Birth and rebirth
Career-bent and stubborn, I emerged into the working world a howling, independent don’t-listen-to-nobody mujer sometime in the mid-‘80s. Tell me what to do? Just try it. Pin me down? Yeah, right. Have kids? Not me. I’m prickly. When not directly defiant, you bet I can be passive-aggressive. My husband and some of my former editors will agree. Because it’s the truth. It’s also the reason, partly, for the fact that we have no children. Don’t get me wrong; children rock. I love them and respect them. Especially those born to people I care about. I’m a godmother, even. But motherhood was never a goal to which I aspired.
Alas, even in her increasingly demented state my mother laments that she has no grandchildren – that not one of her three children, two of whom are married, have any kids. It’s our fault, she likes to point out, our fault, that she is forced to latch onto any child, anywhere – at Sam’s Club, at the movie theater, at church – to lavish with attention, with singing, with kisses, with hugs, with admonitions to the parents about taking good care of them. Our fault. It doesn’t bother me much anymore. How could it? After all, she is right about none of us having children, though I’d be lying if I said I ever really heard that finite maternal clock. The tick-tocking never reached my ears. This is something I used to be able to point out to my mother when she had all her cognitive skills. The discussion is hopeless now.
But the question for me now is this: Why does he come at night, awaken in my dreams, curving himself to the warmth of my body, this child I never had? And how is it that sometimes he is a she, and other times appears genderless altogether, but is a child of mine nonetheless? And how is it that I don’t mind this intrusion into my dreams and my life? How is it that it feels so … right?
I wonder: can the answer lie in the idea of birth and rebirth? After all there are many ways for a woman to be reborn. It can happen in the arms of a new love, while she basks in the afterglow of intimacy. It can happen by immersion in a river or baptismal font – a repent-and-come-to-the-Lord-with-a-changed-heart moment, if you will. Or it can happen more slowly, in a surreptitious domino-like toppling of seconds and minutes and hours: as she goes about her life, she is oblivious to the miniscule changes in her universe that will accumulate to transition her to another plane.

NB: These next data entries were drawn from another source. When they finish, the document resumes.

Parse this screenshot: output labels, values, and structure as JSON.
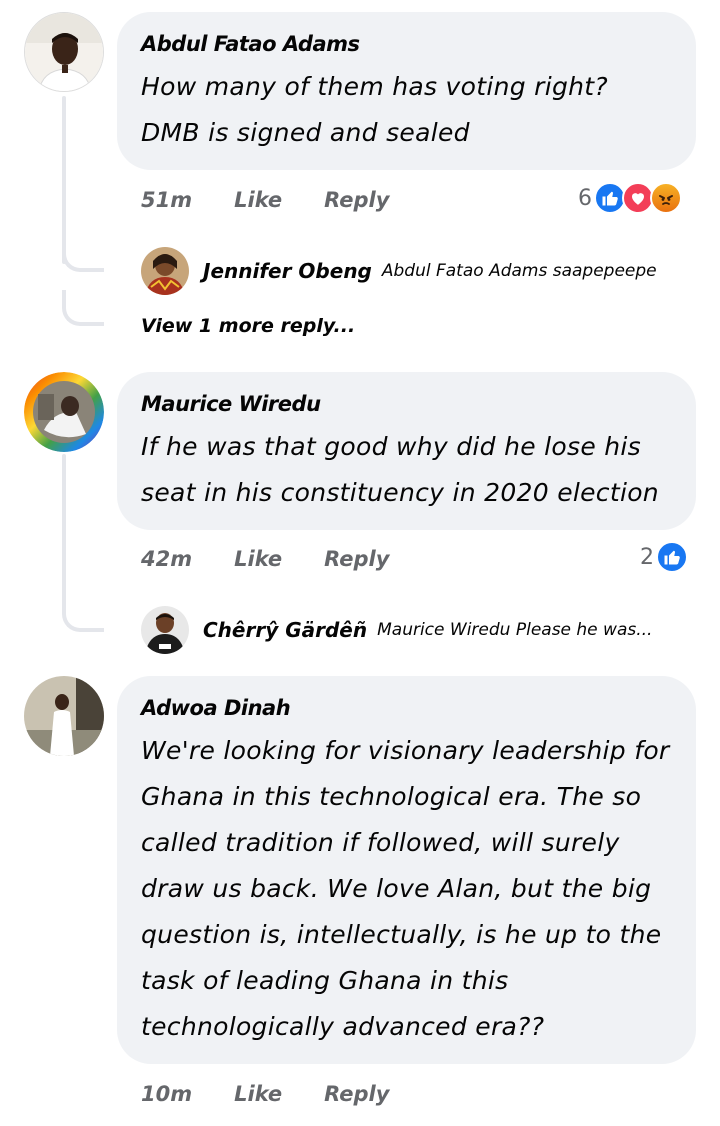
{
  "comments": [
    {
      "author": "Abdul Fatao Adams",
      "text": "How many of them has voting right? DMB is signed and sealed",
      "time": "51m",
      "like_label": "Like",
      "reply_label": "Reply",
      "reaction_count": "6",
      "reactions": [
        "like-icon",
        "love-icon",
        "angry-icon"
      ],
      "reply_preview": {
        "author": "Jennifer Obeng",
        "text": "Abdul Fatao Adams saapepeepe"
      },
      "view_more": "View 1 more reply..."
    },
    {
      "author": "Maurice Wiredu",
      "text": "If he was that good why did he lose his seat in his constituency in 2020 election",
      "time": "42m",
      "like_label": "Like",
      "reply_label": "Reply",
      "reaction_count": "2",
      "reactions": [
        "like-icon"
      ],
      "reply_preview": {
        "author": "Chêrrŷ Gärdêñ",
        "text": "Maurice Wiredu Please he was..."
      }
    },
    {
      "author": "Adwoa Dinah",
      "text": "We're looking for visionary leadership for Ghana in this technological era. The so called tradition if followed, will surely draw us back. We love Alan, but the big question is, intellectually, is he up to the task of leading Ghana in this technologically advanced era??",
      "time": "10m",
      "like_label": "Like",
      "reply_label": "Reply"
    }
  ],
  "colors": {
    "bubble": "#f0f2f5",
    "meta_text": "#65676b",
    "like_blue": "#1877f2",
    "love_red": "#f33e58"
  }
}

That’s what happened to me. One day I was immersed in my journalism career, following stories across the city and across the globe, and the next, I was standing in my health club after a swim with my mother, doling out Depends and saying that, yes, I would blow-dry her hair for her. Later that evening, I would feed her, give her the nightly medications she takes, watch as she brushed what remaining teeth she has, and finally wish her a good-night.
Is the universe vengeful? I doubt it. I do think that what goes around comes around, simply by the function of karma. But I don’t think my not having children warrants the punishment of having seen three women in my family develop dementia, and my needing to step in to mother two of them. Sometimes bad stuff just happens. Still, the idea of me setting aside personal dreams and aspirations in order to mother my own mother is probably raising eyebrows among some friends and family. Even the universe probably smiles. I know I do.